- About us
- Passport services
- United Nations
- Services for Australians
- Visas and migration
- Travelling to Australia
- Doing business with Australia
- Study in Australia
- About Australia
- Travel advice
- Register with us
Convention on Cluster Munitions – Intersessionals
Working group on victim assistance
Statement by Australia
9 April 2014
Thank you Mr Coordinator
Australia appreciates the work undertaken by Afghanistan and Mexico in the area of victim assistance. We offer them our full support.
Australia fully recognises the devastating impacts that explosive remnants of war (ERW) have on individuals. Therefore, improving the quality of life for victims of explosive remnants of war, including landmines and cluster munitions, continues to be a significant focus of Australia’s mine action assistance.

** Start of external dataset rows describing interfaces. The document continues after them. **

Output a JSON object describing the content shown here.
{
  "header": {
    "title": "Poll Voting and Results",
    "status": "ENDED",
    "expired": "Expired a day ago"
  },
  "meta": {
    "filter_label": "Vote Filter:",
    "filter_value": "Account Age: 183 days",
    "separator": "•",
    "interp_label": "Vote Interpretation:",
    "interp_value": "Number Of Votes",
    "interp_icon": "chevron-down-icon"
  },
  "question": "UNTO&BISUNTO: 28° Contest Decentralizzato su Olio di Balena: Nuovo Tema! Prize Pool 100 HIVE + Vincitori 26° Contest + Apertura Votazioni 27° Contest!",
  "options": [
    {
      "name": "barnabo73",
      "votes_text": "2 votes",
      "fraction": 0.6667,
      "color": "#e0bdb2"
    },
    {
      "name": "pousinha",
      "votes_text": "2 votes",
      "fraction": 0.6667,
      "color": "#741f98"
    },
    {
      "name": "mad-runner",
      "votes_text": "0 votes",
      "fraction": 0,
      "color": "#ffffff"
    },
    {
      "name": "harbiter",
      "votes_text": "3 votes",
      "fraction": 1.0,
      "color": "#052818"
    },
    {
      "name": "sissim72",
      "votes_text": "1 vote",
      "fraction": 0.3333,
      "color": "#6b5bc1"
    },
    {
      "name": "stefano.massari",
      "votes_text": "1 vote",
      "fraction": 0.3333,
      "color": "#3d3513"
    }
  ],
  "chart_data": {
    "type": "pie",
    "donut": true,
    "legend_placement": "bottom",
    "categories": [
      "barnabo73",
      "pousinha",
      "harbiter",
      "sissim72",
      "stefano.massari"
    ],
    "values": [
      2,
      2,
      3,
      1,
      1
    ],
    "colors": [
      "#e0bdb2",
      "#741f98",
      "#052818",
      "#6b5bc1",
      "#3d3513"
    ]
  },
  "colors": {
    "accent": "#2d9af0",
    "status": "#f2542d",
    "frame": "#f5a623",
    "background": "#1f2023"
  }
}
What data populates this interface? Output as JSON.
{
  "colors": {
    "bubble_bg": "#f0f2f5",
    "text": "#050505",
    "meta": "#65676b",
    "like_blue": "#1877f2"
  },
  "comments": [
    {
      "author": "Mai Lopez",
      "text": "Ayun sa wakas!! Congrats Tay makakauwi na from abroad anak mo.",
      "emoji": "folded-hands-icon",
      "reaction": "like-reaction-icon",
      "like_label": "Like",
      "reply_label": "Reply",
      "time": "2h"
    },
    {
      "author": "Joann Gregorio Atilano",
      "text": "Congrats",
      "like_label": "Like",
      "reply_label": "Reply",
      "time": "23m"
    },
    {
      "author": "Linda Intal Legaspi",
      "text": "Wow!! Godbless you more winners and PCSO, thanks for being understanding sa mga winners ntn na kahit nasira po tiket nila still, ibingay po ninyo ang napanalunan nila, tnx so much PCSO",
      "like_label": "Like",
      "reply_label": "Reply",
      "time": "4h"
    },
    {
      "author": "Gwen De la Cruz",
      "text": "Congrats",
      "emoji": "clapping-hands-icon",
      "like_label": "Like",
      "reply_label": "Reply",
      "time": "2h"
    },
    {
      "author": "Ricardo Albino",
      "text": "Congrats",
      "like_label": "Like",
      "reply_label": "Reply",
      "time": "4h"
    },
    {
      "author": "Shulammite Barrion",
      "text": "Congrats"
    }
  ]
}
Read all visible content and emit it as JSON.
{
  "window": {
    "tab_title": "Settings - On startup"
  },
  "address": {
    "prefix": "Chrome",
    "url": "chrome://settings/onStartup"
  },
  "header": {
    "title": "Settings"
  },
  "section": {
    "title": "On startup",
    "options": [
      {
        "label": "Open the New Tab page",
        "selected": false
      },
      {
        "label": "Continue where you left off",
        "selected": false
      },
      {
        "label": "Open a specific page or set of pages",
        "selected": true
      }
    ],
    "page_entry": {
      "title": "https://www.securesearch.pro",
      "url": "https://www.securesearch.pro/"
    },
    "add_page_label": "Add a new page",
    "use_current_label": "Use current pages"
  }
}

In providing victim assistance support, Australia does not discriminate against or among victims, between cluster munitions victims and other victims of armed conflict and other persons with disabilities. It is therefore difficult to separate and identify in precise terms our support for victims of cluster munitions from assistance provided for victims of other ERW and nor do we believe such separation is necessary as a matter of practice.
Over 20 per cent of Australia’s mine action funding under its $100 million mine action strategy has been attributed to victim assistance initiatives. This includes funding to support physical rehabilitation programs for victims and people with a disability through the ICRC Special Fund for the Disabled and the Special Mine Action Appeal.
Australia has supported victim assistance work undertaken in a range of countries including Afghanistan, Cambodia, Laos, Iraq, the Democratic Republic of the Congo, Mozambique, Chad and Uganda. In particular in Laos since 1998, Australian-funded victim assistance projects have helped 12,000 vulnerable people living in poverty in remote communities.
Australia’s victim assistance support has increased access to rehabilitation services and helped people with disabilities to participate in community activities. Moreover, we believe that a national victims’ survey will lead to a better unexploded ordnance information system management and improved coordination of responses.
Australia’s mine action and disability-inclusive development programs work closely to ensure both programs are of benefit to survivors and people with a disability and we will continue to advocate for greater linkages in international efforts on victim assistance and disability-inclusive development. Australia’s support for national health programs also provides a substantial degree of additional support to victim assistance.
As a donor, Australia looks to support specific victim assistance initiatives that are integrated into broader development frameworks such as in the disability, health and social and economic sectors. This is also an important step in providing greater national and donor priority to the issues of victim assistance and in attracting resourcing needed to build national capacities and sustain programs.
As an example, in 2011, Australia provided support for the publication entitled Assisting Landmine and other ERW Survivors in the Context of Disarmament, Disability and Development prepared by the Anti-Personnel Mine Ban Convention’s Implementation Support Unit.
We look forward to continue working with State Parties, UN agencies, implementing partners and other donors to assist States in meeting their victim assistance obligations under the Convention.
Thank you for your attention.